> _YOUR OBJECTIVE_
Copy out all lines of the material below in which "MarineBio" occurs.

> _RAW DATA_

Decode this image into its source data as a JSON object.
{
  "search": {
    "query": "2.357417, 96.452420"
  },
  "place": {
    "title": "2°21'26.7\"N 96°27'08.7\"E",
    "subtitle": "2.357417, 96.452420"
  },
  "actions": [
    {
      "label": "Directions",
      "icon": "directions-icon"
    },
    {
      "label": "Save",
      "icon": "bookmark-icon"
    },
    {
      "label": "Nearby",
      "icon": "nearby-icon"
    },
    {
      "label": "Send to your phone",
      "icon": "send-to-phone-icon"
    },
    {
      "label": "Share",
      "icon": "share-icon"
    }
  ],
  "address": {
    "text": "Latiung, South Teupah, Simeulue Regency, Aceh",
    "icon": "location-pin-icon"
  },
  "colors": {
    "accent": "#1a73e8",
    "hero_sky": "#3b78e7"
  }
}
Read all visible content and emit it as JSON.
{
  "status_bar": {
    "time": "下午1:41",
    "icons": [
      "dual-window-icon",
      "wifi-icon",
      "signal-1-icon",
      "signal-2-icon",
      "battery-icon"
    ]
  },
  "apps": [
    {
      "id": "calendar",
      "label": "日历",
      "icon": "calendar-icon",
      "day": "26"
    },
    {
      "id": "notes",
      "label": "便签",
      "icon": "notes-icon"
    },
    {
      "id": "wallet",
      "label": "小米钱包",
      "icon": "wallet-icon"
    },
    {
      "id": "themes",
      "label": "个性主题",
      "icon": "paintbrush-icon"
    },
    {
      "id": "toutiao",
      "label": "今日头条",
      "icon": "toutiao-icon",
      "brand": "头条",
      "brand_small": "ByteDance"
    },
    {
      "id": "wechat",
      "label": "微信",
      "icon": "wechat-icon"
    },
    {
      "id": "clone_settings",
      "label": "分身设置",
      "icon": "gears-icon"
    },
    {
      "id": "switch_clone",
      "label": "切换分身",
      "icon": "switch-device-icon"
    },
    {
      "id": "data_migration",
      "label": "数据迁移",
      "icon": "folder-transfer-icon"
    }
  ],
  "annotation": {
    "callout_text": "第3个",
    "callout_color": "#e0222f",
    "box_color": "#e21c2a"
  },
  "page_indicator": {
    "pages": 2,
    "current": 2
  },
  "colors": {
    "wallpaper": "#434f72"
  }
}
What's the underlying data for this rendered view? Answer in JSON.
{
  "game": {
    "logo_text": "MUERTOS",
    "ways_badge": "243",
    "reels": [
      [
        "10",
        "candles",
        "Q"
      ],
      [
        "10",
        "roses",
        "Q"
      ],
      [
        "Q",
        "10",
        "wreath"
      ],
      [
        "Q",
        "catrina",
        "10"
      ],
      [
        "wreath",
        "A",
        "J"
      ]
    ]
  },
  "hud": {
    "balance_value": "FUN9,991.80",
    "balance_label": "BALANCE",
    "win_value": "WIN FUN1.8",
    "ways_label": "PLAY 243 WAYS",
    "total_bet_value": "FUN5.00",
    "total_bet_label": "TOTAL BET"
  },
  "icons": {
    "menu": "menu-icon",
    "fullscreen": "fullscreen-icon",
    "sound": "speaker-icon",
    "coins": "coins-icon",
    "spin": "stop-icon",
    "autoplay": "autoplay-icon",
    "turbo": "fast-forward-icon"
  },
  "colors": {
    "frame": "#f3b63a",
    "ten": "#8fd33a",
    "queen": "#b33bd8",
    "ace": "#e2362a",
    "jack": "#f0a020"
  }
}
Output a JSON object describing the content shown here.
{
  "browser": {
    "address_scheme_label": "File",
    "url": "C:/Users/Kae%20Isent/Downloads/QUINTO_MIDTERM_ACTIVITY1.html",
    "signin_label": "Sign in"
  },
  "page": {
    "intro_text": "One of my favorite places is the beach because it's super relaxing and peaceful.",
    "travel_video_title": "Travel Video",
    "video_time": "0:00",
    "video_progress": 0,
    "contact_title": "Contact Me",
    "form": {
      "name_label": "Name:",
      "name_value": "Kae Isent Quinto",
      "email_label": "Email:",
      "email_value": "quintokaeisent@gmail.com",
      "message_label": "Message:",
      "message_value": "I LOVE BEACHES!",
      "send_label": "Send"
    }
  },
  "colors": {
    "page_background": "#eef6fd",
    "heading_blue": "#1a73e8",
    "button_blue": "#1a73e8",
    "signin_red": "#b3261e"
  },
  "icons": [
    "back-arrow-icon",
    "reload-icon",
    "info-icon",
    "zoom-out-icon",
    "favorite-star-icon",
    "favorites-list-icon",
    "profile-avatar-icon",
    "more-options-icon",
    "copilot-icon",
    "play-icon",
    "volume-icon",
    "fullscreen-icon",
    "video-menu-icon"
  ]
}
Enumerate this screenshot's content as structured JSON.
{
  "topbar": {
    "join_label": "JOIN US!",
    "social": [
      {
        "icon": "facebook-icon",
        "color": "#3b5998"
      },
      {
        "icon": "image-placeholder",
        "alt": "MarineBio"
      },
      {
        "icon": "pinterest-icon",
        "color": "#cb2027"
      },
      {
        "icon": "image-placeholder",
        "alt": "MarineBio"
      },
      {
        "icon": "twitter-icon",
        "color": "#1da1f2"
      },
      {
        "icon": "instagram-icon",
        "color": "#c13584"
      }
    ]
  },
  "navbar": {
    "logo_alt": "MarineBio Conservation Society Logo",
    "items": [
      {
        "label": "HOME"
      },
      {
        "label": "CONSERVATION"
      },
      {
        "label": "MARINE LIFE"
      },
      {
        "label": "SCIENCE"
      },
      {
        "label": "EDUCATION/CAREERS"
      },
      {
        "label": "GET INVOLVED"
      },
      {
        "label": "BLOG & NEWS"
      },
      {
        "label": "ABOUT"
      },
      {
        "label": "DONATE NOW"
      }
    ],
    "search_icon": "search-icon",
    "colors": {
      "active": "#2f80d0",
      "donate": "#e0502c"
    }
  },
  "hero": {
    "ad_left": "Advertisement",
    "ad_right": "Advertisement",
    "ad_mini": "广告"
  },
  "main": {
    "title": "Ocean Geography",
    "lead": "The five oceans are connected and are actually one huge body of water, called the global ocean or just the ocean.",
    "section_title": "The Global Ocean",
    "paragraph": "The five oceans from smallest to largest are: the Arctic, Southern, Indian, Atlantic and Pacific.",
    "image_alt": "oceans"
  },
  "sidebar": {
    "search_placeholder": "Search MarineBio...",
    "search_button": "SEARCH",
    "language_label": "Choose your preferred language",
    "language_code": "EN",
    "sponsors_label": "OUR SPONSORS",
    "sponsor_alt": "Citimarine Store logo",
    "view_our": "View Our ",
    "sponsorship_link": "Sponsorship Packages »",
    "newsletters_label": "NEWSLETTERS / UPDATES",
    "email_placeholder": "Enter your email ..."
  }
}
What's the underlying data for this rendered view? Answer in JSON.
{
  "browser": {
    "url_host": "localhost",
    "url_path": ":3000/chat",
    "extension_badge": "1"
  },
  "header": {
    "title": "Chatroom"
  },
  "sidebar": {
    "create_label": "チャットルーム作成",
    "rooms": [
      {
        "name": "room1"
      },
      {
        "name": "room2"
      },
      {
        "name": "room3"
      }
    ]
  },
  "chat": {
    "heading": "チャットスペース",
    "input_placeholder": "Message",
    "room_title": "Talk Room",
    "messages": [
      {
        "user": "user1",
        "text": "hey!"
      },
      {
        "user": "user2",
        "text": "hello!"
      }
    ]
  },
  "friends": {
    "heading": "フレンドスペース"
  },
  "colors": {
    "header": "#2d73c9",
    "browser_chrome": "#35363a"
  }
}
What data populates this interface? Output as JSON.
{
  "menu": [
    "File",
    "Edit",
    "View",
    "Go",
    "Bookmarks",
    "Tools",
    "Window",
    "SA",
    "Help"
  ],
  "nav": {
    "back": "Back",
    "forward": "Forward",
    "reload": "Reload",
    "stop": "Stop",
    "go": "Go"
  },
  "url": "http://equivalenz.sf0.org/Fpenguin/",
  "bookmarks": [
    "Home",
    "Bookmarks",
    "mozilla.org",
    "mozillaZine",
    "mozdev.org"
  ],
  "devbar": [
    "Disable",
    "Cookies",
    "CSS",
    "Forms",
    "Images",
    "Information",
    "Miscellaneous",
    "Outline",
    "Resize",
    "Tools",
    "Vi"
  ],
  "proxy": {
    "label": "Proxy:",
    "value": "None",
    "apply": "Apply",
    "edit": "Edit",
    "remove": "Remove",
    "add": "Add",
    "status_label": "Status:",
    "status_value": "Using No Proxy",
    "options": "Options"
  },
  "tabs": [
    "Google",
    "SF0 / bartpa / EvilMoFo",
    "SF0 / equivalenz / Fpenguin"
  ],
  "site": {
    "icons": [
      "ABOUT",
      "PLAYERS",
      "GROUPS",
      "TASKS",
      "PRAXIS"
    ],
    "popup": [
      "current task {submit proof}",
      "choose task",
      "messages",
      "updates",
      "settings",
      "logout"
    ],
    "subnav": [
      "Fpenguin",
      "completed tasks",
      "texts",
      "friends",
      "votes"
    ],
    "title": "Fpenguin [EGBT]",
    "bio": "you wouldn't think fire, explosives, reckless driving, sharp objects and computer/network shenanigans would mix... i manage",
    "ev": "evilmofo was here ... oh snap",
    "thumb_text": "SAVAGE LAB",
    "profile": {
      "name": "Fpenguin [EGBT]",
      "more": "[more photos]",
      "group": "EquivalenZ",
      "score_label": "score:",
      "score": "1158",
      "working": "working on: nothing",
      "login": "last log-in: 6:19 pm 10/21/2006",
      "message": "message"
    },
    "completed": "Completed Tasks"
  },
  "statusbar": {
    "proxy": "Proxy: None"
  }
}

> _TASK OUTPUT_
        "alt": "MarineBio"
        "alt": "MarineBio"
    "logo_alt": "MarineBio Conservation Society Logo",
    "search_placeholder": "Search MarineBio...",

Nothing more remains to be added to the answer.